March has been another very difficult month for the universities involved in the USS dispute, and Cardiff of course has been no exception. It rapidly became clear that we employers had dramatically underestimated the strength of feeling that the original UUK proposal would provoke, and the move to negotiate under the auspices of ACAS was part of that recognition. I myself was left under no illusions about the concerns of staff at Cardiff when I took part in the UCU-organised Q&A session on 5 March. I think that more opportunities to exchange views in a less charged atmosphere may assist us to make progress, at least in understanding the different positions. I have been making every effort to represent the views of our staff to the Russell Group and to UUK, and to both the Trustee and Executive of USS. I have also talked to two of our local MPs, Jo Stevens and Stephen Doughty, to discuss both the predicament of our staff and possible ways in which to alert the UK government to the seriousness of the situation. Although at the time of writing we are unfortunately still in dispute, the latest issue proposal to review the valuation methodology may offer a route to resolution, and it is helpful that a key principle — the preservation of a meaningful Defined Benefit element of the USS scheme — has been recognised. I am hopeful that now that there is a much greater understanding on the employers’ part of how colleagues feel, and that there is generally more understanding of the issues surrounding pension schemes in the UK, we might be able to work together on an approach that is sustainable and future-proof. I’ll leave it at that for the moment, because there are other issues I would like to touch on, but for further news, information and views on the pensions question please follow this link.

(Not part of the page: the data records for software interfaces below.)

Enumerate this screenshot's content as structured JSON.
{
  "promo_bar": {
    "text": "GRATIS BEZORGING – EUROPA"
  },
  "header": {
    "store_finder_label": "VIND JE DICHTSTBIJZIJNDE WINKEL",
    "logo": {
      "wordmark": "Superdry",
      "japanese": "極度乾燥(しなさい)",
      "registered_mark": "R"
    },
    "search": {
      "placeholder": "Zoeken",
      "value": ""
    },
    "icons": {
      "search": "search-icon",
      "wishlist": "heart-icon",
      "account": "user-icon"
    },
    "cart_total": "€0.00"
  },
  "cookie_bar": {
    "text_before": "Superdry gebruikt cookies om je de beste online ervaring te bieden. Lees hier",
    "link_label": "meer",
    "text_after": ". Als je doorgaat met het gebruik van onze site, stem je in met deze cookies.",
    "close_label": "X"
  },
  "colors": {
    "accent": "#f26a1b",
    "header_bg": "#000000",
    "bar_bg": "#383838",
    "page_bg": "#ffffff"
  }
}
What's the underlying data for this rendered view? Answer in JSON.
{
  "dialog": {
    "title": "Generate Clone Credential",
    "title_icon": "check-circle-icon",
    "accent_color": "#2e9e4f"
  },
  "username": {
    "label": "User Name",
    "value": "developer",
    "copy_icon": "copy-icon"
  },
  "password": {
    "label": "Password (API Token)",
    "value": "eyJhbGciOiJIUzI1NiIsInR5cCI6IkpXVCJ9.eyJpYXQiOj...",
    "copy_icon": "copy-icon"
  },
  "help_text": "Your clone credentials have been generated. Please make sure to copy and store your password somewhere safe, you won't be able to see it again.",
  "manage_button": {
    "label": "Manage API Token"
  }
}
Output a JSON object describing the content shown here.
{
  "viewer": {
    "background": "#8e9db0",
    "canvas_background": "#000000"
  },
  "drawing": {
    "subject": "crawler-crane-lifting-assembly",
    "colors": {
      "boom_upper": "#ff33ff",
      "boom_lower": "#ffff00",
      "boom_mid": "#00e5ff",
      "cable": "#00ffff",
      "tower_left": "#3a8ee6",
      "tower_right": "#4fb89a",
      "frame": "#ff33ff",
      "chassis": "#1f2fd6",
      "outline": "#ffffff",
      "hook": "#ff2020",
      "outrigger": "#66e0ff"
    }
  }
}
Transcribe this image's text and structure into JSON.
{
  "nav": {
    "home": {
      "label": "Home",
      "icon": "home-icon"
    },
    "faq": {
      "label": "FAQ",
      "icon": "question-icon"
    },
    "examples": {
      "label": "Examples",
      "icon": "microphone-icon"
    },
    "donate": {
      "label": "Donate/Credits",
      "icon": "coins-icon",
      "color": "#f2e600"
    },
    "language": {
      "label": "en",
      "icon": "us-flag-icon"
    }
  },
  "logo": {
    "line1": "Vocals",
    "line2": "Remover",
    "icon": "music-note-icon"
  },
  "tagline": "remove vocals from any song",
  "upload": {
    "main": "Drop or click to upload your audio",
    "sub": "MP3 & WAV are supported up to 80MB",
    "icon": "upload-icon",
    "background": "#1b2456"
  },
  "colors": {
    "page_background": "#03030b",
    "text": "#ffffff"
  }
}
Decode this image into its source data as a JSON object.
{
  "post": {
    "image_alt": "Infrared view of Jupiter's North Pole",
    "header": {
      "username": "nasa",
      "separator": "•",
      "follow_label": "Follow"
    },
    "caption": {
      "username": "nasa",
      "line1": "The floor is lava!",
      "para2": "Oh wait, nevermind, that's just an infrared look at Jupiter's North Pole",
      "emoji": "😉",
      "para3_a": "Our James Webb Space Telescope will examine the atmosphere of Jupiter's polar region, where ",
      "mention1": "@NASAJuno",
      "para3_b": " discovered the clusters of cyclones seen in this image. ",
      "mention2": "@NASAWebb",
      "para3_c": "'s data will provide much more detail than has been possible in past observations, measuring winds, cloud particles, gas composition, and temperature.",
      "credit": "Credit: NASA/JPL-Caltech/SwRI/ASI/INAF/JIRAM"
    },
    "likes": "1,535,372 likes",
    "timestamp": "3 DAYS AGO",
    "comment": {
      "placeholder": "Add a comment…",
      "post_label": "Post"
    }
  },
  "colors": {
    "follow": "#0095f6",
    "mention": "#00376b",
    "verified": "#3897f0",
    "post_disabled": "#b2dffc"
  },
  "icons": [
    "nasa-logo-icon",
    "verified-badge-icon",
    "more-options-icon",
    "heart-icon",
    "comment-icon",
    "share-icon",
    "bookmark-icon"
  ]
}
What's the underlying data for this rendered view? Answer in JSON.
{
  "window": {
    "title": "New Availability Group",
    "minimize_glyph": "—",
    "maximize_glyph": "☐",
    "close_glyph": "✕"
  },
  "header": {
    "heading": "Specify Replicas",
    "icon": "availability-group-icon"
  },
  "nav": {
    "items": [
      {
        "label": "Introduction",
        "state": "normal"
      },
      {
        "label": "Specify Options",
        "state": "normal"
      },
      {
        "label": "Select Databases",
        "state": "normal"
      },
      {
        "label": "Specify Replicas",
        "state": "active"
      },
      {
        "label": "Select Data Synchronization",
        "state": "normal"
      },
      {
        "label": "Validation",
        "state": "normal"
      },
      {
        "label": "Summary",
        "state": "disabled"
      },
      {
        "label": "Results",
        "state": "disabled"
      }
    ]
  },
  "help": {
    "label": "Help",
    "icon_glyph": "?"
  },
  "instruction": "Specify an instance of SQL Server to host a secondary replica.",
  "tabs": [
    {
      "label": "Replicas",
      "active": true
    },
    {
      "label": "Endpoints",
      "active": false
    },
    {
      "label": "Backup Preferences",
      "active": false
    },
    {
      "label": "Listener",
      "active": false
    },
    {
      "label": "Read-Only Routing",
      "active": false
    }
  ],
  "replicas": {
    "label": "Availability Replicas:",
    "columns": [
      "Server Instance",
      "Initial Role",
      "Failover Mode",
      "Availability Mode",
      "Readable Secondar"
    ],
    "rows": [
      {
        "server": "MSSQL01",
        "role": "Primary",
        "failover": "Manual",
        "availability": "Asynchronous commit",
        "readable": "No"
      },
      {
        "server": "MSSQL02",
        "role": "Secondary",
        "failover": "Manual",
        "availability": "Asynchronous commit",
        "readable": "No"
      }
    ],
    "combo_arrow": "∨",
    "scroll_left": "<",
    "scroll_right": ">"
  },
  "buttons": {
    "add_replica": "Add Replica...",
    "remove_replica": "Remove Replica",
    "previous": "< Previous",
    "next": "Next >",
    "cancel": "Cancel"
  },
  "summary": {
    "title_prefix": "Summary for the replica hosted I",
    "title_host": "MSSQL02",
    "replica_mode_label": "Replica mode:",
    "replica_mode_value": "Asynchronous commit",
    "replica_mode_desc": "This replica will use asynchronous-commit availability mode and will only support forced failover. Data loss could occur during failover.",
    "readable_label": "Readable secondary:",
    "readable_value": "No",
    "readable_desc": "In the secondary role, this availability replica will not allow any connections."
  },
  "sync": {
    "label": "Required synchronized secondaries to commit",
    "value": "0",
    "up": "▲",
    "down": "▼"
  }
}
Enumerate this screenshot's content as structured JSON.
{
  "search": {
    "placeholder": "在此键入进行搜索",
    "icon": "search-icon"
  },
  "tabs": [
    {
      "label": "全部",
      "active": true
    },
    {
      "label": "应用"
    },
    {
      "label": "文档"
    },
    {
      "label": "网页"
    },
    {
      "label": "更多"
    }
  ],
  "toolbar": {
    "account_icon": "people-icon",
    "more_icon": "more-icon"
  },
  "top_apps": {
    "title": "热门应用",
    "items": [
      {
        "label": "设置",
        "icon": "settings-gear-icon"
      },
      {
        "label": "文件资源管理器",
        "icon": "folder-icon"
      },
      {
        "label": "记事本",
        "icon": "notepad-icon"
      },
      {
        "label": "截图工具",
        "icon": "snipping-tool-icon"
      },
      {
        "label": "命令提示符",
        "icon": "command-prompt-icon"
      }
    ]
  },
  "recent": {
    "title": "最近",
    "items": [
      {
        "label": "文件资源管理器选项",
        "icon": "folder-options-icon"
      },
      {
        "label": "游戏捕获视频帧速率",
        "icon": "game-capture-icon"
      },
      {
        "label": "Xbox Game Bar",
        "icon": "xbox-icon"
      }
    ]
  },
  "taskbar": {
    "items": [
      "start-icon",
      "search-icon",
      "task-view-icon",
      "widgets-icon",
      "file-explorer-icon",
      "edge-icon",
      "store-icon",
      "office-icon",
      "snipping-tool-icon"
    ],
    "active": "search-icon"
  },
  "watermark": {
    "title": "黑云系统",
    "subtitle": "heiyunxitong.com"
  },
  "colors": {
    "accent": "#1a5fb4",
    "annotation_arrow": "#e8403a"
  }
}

In other news, earlier in the month I was in Brussels to talk to the Commission and to MEPs about the latest state of play with regard to Brexit. We were told that much depended on the two sides being able to reach an agreement on the transition (or implementation) period, which since then has happened, at least partially. This is to be welcomed, but there is much to be negotiated and until the agreement has been more fully worked through in the autumn we are unlikely to be able to have substantive discussions on what the position will be post-2020. Those negotiations will be complex and there is a strong possibility that any agreement on Horizon 2020 and Erasmus+ will remain dependent on other matters being satisfactorily concluded as part of a package, which could delay matters such that we once more find ourselves under time pressure ahead of the effective full withdrawal from 2021. We really need to have such matters resolved a good 18 months ahead of time — in other words by mid-2019 at the latest — if we are not to be faced with another cliff-edge or at least a gap between the end of Horizon 2020 and Erasmus+ and their successor programmes. Bridging such a gap would be difficult and sub-optimal, and it could mean that we would find it difficult to engage with the successor programmes adequately when we do have access. On top of that are the related matters such as clinical trials and the data protection framework which could have a material effect on research. There is good will on both sides to address and resolve all these questions, and it does look now as if we should have sufficient time to do so, but much depends on the big issues being resolved during the course of the next six months or so.
There are two or three other items I would like to draw your attention to before closing. I am pleased to say that Professor Siladitya Bhattacharya has been appointed as the new Head of the School of Medicine. Professor Bhattacharya comes to us from Aberdeen where he is Professor of Reproductive Medicine and will take over from the Acting Head of School, Professor Ian Weeks, in May 2018. I should like to extend a warm welcome to him and to wish him all the best in his new role, and record my gratitude to Professor Weeks for his vital work as interim head.
You may be aware that at its March meeting, and having satisfied itself that any effects on investment revenue would be marginal, Council agreed to divest from fossil fuel companies by 2021. This is part of our wide-ranging commitment to sustainability that is exemplified by our strategic commitment to phase out single use plastic, on which we now have an action plan. You can find out more about the steps we are taking over the next 12 months and how to help us become more sustainable here.
Finally I am pleased to report that refugees living in Wales will now have the chance to learn Welsh, thanks to an initiative devised by Cardiff University and funded by The National Centre for Learning Welsh. The lessons, which are organised in partnership with the Welsh Refugee Council, will be offered at various locations around the city, with the aim of introducing participants to Welsh language, culture and life. This is just one of many examples of the ways in which we fulfil our social obligations and put our civic mission into practice, something worth remembering in these troubled times.
With best wishes